- Regulation and standardization continue to come into focus but will evolve continuously through 2017. 2016 brought us a little closer to standards interoperability with the merger of OIC and the Allseen Alliance into the Open Connectivity Foundation. Other collaborations including ZigBee, Thread Group and Z-wave continue to move the market toward more cohesive and simpler solutions. However, we still have a great amount of fragmentation and no clear-cut winners. Apple HomeKit and Google Weave will play a role, but how this fleshes out is anyone’s guess going into and coming out of 2017. On the regulatory front, we haven’t seen much action yet, but expect to see more government interest in 2017, as IoT becomes more pervasive in smart cities, the public sector and energy.
- Security gets its due. We finally began to take security seriously in 2016, largely because we saw IoT hacks.
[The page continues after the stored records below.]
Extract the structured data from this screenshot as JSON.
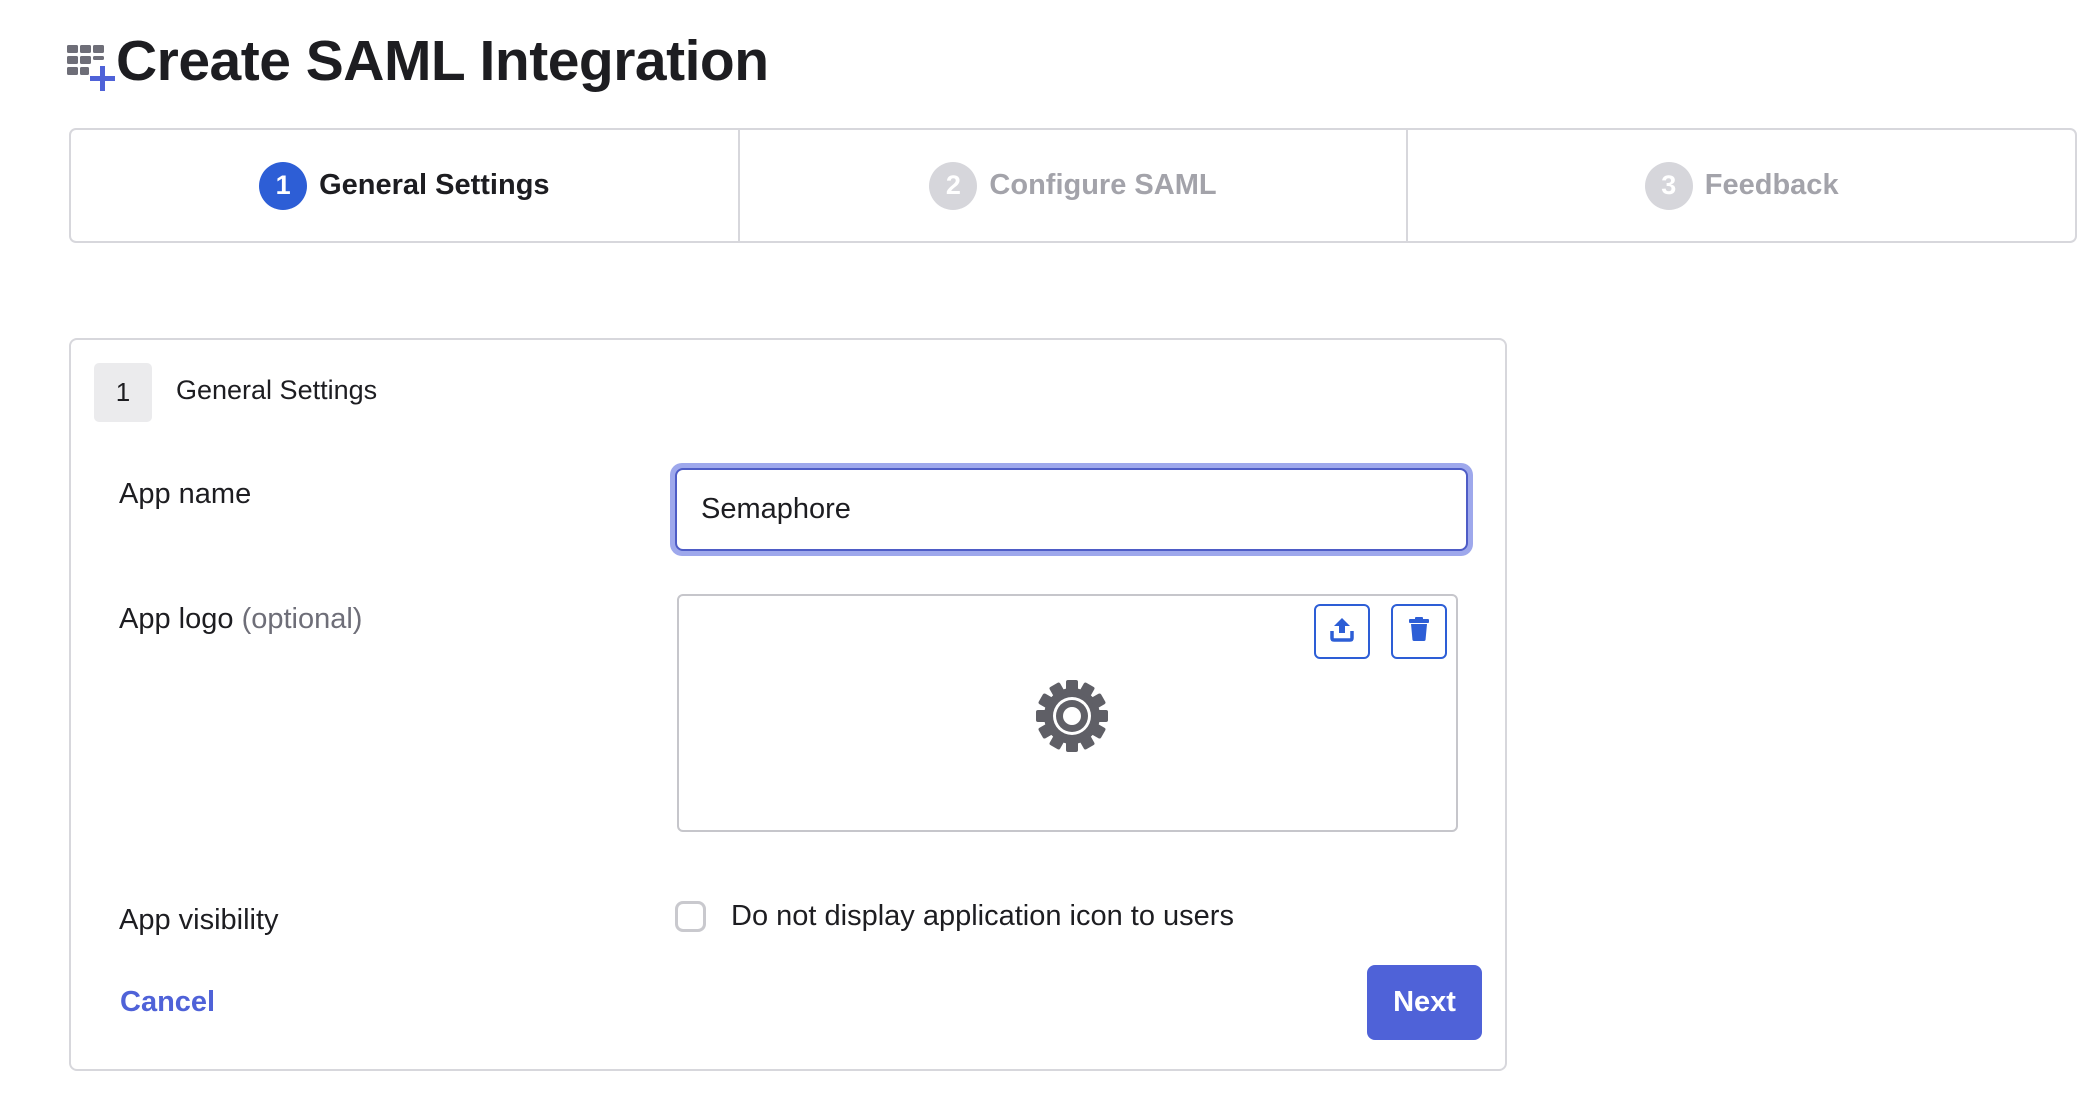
{
  "page": {
    "title": "Create SAML Integration",
    "title_icon": "app-grid-add-icon"
  },
  "stepper": {
    "steps": [
      {
        "number": "1",
        "label": "General Settings",
        "state": "active"
      },
      {
        "number": "2",
        "label": "Configure SAML",
        "state": "inactive"
      },
      {
        "number": "3",
        "label": "Feedback",
        "state": "inactive"
      }
    ]
  },
  "section": {
    "number": "1",
    "title": "General Settings"
  },
  "form": {
    "app_name": {
      "label": "App name",
      "value": "Semaphore"
    },
    "app_logo": {
      "label": "App logo",
      "optional": "(optional)",
      "upload_icon": "upload-icon",
      "delete_icon": "trash-icon",
      "placeholder_icon": "gear-icon"
    },
    "app_visibility": {
      "label": "App visibility",
      "checkbox_label": "Do not display application icon to users",
      "checked": false
    }
  },
  "actions": {
    "cancel_label": "Cancel",
    "next_label": "Next"
  },
  "colors": {
    "primary": "#4f62d8",
    "step_active": "#2d5ed6",
    "step_inactive": "#d6d6db",
    "focus_ring": "#9ea8ec"
  }
}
The big denial-of-service attack in October, and the potential of a drone injecting a malicious virus via lights (from outside a building), caused great concern throughout the industry. We saw some solid announcements, such as the Industrial Internet Consortium releasing its security framework. With all the new vulnerable devices now being put into service, 2017 will see hackers continue to exploit IoT systems. Expect large scale breaches, as hackers look for newly connected devices in the energy and transportation areas.
- Smart cities will lead the charge in IoT deployments. The awareness of what “smart city” means has begun to come to the attention of residents. They value safety (smart lighting), convenience (transportation, parking) and potential cost savings (smart meters, on-demand trash pickup), and cities can deliver. Cities will continue to be strained by the need for money to support the deployment of sensors (to gather data) and the integration of citywide systems.
- Smart home technology will become, smarter, more secure and easier to use. We had great strides with the Amazon Echo and Google Home in 2016, both becoming more mainstream appliances in the home. However, networking bandwidth and connectivity between devices and systems is still a major problem for consumers. Networking continues to be painful. Streaming video rules the home entertainment market, and the need for increased bandwidth has put strains on home network bandwidth. Between painful network management and troubles getting consistent bandwidth throughout homes, networking needs a real overhaul in 2017. Expect to see lots of new announcements on mesh or mesh-like products with simpler network management in 2017. The other critical issue is bringing it all together in the home. There continue to be too many applications and too many technologies to choose from to make it all work together seamlessly. Hopefully we’ll see some real advancements in interconnection in 2017.